# TASK TO CARRY OUT:
Every record must be output verbatim in the reply.

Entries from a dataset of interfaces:
+---+

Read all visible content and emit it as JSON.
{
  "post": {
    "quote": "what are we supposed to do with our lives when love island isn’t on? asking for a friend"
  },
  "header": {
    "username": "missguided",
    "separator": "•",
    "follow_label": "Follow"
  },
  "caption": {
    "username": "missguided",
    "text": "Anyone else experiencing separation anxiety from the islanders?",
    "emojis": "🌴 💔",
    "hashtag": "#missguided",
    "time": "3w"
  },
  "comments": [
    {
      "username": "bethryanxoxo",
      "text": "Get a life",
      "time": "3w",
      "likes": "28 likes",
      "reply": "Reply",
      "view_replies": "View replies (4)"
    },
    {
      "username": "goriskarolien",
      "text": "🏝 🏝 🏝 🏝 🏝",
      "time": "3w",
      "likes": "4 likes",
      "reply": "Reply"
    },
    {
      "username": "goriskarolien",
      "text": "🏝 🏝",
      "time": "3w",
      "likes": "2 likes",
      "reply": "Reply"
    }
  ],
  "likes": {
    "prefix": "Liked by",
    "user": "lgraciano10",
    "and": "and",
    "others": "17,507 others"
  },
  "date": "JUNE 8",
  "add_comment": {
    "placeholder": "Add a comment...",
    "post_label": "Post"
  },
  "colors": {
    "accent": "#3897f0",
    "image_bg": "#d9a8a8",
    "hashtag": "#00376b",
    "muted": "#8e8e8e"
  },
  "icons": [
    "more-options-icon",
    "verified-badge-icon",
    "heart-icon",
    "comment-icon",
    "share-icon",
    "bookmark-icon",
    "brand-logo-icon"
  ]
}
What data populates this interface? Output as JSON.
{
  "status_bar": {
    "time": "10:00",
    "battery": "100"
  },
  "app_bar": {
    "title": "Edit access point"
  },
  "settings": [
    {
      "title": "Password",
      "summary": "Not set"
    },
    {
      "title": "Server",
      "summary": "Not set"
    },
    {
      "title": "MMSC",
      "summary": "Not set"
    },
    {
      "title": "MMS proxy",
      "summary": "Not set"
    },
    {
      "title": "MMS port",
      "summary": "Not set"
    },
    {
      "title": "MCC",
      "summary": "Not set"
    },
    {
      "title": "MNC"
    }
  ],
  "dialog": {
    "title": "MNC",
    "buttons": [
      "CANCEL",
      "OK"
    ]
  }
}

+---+

# ANSWER BELOW:
Read all visible content and emit it as JSON.
{
  "post": {
    "quote": "what are we supposed to do with our lives when love island isn’t on? asking for a friend"
  },
  "header": {
    "username": "missguided",
    "separator": "•",
    "follow_label": "Follow"
  },
  "caption": {
    "username": "missguided",
    "text": "Anyone else experiencing separation anxiety from the islanders?",
    "emojis": "🌴 💔",
    "hashtag": "#missguided",
    "time": "3w"
  },
  "comments": [
    {
      "username": "bethryanxoxo",
      "text": "Get a life",
      "time": "3w",
      "likes": "28 likes",
      "reply": "Reply",
      "view_replies": "View replies (4)"
    },
    {
      "username": "goriskarolien",
      "text": "🏝 🏝 🏝 🏝 🏝",
      "time": "3w",
      "likes": "4 likes",
      "reply": "Reply"
    },
    {
      "username": "goriskarolien",
      "text": "🏝 🏝",
      "time": "3w",
      "likes": "2 likes",
      "reply": "Reply"
    }
  ],
  "likes": {
    "prefix": "Liked by",
    "user": "lgraciano10",
    "and": "and",
    "others": "17,507 others"
  },
  "date": "JUNE 8",
  "add_comment": {
    "placeholder": "Add a comment...",
    "post_label": "Post"
  },
  "colors": {
    "accent": "#3897f0",
    "image_bg": "#d9a8a8",
    "hashtag": "#00376b",
    "muted": "#8e8e8e"
  },
  "icons": [
    "more-options-icon",
    "verified-badge-icon",
    "heart-icon",
    "comment-icon",
    "share-icon",
    "bookmark-icon",
    "brand-logo-icon"
  ]
}
What data populates this interface? Output as JSON.
{
  "status_bar": {
    "time": "10:00",
    "battery": "100"
  },
  "app_bar": {
    "title": "Edit access point"
  },
  "settings": [
    {
      "title": "Password",
      "summary": "Not set"
    },
    {
      "title": "Server",
      "summary": "Not set"
    },
    {
      "title": "MMSC",
      "summary": "Not set"
    },
    {
      "title": "MMS proxy",
      "summary": "Not set"
    },
    {
      "title": "MMS port",
      "summary": "Not set"
    },
    {
      "title": "MCC",
      "summary": "Not set"
    },
    {
      "title": "MNC"
    }
  ],
  "dialog": {
    "title": "MNC",
    "buttons": [
      "CANCEL",
      "OK"
    ]
  }
}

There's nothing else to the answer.